*** Input data ***

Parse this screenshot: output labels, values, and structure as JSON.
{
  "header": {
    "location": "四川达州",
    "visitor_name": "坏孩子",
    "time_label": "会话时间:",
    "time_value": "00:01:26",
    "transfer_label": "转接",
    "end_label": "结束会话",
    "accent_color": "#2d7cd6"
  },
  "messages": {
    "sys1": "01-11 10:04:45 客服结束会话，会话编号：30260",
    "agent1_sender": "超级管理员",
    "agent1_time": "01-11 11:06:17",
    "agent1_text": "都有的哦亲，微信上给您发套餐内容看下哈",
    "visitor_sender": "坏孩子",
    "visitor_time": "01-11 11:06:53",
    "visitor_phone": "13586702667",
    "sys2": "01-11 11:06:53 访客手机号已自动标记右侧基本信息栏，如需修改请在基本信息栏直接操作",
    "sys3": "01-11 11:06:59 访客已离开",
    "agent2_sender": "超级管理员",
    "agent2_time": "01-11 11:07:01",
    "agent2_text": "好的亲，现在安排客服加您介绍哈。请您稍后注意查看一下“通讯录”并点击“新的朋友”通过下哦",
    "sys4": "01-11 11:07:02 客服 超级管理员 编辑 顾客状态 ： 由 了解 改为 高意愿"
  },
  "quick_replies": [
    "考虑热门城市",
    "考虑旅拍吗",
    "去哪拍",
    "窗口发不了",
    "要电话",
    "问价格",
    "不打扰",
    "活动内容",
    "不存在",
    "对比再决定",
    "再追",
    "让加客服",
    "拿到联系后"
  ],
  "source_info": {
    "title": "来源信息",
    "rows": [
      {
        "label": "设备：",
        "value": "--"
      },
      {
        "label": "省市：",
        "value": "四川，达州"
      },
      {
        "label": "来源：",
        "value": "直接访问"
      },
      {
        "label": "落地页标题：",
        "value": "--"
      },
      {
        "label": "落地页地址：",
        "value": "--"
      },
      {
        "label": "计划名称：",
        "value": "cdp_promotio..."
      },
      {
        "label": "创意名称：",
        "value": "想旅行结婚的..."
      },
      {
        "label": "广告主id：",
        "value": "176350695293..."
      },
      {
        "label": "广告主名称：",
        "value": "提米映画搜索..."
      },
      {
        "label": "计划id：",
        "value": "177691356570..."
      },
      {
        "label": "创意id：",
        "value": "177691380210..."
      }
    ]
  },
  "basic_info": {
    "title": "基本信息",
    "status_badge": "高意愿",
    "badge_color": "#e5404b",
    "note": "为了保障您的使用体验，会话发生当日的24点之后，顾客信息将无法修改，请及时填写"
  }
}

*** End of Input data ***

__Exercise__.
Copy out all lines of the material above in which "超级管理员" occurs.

__Answer space__.
    "agent1_sender": "超级管理员",
    "agent2_sender": "超级管理员",
    "sys4": "01-11 11:07:02 客服 超级管理员 编辑 顾客状态 ： 由 了解 改为 高意愿"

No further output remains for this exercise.